WORLD FIRST Nato military eco friendly UAV surveillance aircraft
NATO unveils it’s new environmentally friendly UAV surveillance aircraft. Zephyr is a series of lightweight solar-powered UAV originally designed and built by the United Kingdom company, QinetiQ.  and is now part of the Airbus High Altitude Pseudo-Satellite (HAPS) programme.
The Zephyr 7 holds the official endurance record for an unmanned aerial vehicle for its flight from 9 July to 23 July 2010, lasting 336 hours and 22 minutes (2 weeks / 14 days). Record claims have been verified by the Fédération Aéronautique Internationale (FAI) for both duration and altitude, at 21,562 meters. It more than doubled the previous endurance record for unmanned flight.
In a 2008 demonstration for the US military, a smaller-scale version of the Zephyr (Zephyr 6) performed beyond the official world record for the longest-duration unmanned flight, however its 82-hour flight at an altitude of 61,000 feet did not set an official record because FAI officials were not involved in the flight.
It is of carbon-fibre construction, and uses sunlight to charge a lithium-sulphur battery during the day, which powers the aircraft at night. The aircraft has been designed for use in observation and communications relay.

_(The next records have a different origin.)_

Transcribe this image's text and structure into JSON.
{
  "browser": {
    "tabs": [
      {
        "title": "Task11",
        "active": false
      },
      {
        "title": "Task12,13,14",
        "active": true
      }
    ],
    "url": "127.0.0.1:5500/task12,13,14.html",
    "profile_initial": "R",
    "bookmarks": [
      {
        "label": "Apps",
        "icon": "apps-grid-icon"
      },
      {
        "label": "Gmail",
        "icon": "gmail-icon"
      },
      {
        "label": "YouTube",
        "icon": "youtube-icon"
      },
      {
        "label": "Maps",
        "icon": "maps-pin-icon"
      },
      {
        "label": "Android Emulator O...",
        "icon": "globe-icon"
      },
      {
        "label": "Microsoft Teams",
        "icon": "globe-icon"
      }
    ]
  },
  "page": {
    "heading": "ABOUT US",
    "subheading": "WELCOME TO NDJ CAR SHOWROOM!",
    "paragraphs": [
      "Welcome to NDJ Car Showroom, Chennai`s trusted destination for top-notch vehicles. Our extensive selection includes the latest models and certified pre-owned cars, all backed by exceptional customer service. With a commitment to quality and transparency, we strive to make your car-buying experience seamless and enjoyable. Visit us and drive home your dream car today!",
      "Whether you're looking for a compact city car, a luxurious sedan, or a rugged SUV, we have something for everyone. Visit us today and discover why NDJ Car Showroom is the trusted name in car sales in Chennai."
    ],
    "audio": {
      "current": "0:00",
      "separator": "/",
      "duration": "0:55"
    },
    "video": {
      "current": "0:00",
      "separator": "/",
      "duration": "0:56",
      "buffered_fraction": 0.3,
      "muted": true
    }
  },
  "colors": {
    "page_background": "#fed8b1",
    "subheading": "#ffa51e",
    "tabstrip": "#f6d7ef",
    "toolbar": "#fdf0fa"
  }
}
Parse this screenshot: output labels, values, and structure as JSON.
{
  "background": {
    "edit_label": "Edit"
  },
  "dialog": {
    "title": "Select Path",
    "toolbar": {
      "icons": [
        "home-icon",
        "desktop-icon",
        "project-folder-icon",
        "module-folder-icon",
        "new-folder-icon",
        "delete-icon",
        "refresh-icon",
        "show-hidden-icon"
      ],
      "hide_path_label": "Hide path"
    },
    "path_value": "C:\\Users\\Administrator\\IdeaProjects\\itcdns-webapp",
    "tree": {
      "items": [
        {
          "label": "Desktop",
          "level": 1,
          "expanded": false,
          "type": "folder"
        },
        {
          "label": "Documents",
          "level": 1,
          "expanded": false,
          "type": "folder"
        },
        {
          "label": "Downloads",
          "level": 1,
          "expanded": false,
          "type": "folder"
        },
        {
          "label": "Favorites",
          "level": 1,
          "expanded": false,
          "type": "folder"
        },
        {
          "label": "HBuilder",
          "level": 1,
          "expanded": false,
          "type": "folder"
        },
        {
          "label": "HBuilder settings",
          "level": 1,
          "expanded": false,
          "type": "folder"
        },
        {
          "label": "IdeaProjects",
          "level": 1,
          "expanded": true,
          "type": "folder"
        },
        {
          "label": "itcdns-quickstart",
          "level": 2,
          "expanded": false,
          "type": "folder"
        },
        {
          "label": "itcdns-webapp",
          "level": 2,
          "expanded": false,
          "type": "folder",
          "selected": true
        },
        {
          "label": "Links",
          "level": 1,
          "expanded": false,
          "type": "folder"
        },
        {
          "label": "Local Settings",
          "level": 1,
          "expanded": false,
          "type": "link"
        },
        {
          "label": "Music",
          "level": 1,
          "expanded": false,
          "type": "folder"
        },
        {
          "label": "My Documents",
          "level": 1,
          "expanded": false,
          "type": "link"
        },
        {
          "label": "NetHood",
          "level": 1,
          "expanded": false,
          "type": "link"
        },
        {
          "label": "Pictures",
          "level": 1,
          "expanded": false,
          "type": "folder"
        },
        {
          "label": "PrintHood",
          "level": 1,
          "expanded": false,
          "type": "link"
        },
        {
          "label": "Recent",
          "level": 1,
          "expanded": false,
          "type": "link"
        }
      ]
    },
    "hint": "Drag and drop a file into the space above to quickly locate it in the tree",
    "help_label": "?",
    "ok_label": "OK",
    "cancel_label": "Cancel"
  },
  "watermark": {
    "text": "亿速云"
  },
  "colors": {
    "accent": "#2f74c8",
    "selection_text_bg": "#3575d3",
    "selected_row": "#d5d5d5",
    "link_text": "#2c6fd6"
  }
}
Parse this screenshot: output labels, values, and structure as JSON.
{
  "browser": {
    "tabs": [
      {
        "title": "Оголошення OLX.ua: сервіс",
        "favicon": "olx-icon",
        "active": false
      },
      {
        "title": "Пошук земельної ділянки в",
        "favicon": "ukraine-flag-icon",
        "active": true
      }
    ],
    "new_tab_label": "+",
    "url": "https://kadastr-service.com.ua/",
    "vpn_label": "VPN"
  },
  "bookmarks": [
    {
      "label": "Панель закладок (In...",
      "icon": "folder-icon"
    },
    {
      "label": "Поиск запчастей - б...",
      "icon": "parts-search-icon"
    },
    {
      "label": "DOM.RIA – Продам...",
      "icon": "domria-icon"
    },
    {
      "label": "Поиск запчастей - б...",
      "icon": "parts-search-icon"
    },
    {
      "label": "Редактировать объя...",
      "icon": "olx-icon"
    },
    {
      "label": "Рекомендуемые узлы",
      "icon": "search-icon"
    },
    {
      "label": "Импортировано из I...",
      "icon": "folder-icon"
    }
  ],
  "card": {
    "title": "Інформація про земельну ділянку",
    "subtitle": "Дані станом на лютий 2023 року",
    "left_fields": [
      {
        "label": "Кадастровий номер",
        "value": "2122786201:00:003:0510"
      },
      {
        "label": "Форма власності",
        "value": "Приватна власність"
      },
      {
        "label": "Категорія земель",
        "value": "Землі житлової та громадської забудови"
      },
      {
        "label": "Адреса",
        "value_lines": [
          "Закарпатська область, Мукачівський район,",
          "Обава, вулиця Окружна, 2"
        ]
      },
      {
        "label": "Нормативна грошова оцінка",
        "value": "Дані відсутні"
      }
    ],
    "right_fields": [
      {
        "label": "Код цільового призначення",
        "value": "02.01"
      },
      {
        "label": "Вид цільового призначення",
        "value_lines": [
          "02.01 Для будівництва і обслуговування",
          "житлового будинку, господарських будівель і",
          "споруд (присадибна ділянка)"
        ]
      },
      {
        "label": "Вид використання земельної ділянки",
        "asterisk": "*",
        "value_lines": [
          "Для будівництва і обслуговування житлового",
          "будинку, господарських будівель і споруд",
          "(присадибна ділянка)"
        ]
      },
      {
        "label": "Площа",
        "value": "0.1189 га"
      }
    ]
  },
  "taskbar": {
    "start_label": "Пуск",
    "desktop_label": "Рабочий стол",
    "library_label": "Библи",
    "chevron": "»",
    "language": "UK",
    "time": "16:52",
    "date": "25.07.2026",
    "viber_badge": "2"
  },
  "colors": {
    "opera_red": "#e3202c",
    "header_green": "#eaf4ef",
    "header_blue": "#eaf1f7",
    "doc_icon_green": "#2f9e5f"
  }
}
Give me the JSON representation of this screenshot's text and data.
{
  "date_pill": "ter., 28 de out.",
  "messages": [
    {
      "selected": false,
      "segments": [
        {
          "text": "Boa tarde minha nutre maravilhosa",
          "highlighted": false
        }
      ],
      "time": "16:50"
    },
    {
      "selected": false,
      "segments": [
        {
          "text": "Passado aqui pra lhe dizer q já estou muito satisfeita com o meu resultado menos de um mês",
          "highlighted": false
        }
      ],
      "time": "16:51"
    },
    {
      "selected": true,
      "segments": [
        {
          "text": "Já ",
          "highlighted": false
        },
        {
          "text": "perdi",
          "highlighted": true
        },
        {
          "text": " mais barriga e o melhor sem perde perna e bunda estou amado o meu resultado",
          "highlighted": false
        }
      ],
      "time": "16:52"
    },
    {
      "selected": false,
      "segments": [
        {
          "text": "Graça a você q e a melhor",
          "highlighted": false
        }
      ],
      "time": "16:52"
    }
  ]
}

The vehicle can circle over a particular area for extended periods. The military uses the vehicle for reconnaissance and communications platforms. Civilian and scientific programmes use it for Earth observation. During the day, Zephyr uses its state-of-the-art solar cells spread across its wings to recharge high-power lithium-sulphur batteries and drive two propellers. At night, the energy stored in the batteries is sufficient to maintain Zephyr in the sky. The lithium sulphur batteries are supplied by Sion, and the first version had a battery capacity of 3kWh.
Zephyr 7 is bigger and requires five individuals to launch, as opposed to three previously. The team runs gently into the wind until it lifts out of their hands. Zephyr 8 is now under development and will be bigger still, with a 28 metre wingspan.
The Zephyr system was sold to EADS Astrium (now named Airbus Defence and Space) in March 2013 where it has successfully re-flown as part of the High Altitude Pseudo-Satellite (HAPS) programme  In 2014 it flew for 11 days in winter, and later near civilian airspace.
The 53 kg Zephyr typically climbs to about 40,000 ft on its first day, and then maintains between 60,000 ft and 40,000 ft thereafter.
Payload: 2.5 kg (5 lb)
Wingspan: 22.5 m (73 ft 10 in)
Loaded weight: 53 kg (116.8 lb)
Powerplant: 2 × 450W Newcastle University custom permanent-magnet synchronous motor, () each
Cruise speed: 30 knots
Service ceiling: exceeds 21 km (70,000 ft)
An aircraft is a machine that is able to fly by gaining support from the air, or, in general, the atmosphere of a planet. It counters the force of gravity by using either static lift or by using the dynamic lift of an airfoil, or in a few cases the downward thrust from jet engines.
The human activity that surrounds aircraft is called aviation. Crewed aircraft are flown by an onboard pilot, but unmanned aerial vehicles may be remotely controlled or self-controlled by onboard computers. Aircraft may be classified by different criteria, such as lift type, aircraft propulsion, usage and others.
Main article: History of aviation
See also: Timeline of aviation
Flying model craft and stories of manned flight go back many centuries, however the first manned ascent – and safe descent – in modern times took place by hot-air balloon in the 18th century. Each of the two World Wars led to great technical advances. Consequently the history of aircraft can be divided into five eras:
Pioneers of flight, from the earliest experiments to 1914.
First World War, 1914 to 1918.
Aviation between the World Wars, 1918 to 1939.
Second World War, 1939 to 1945.
Postwar era, also called the jet age, 1945 to the present day.
Methods of lift
Lighter than air – aerostats
Aerostats use buoyancy to float in the air in much the same way that ships float on the water. They are characterized by one or more large gasbags or canopies, filled with a relatively low-density gas such as helium, hydrogen, or hot air, which is less dense than the surrounding air. When the weight of this is added to the weight of the aircraft structure, it adds up to the same weight as the air that the craft displaces.
Small hot-air balloons called sky lanterns date back to the 3rd century BC, and were only the second type of aircraft to fly, the first being kites.
A balloon was originally any aerostat, while the term airship was used for large, powered aircraft designs – usually fixed-wing – though none had yet been built.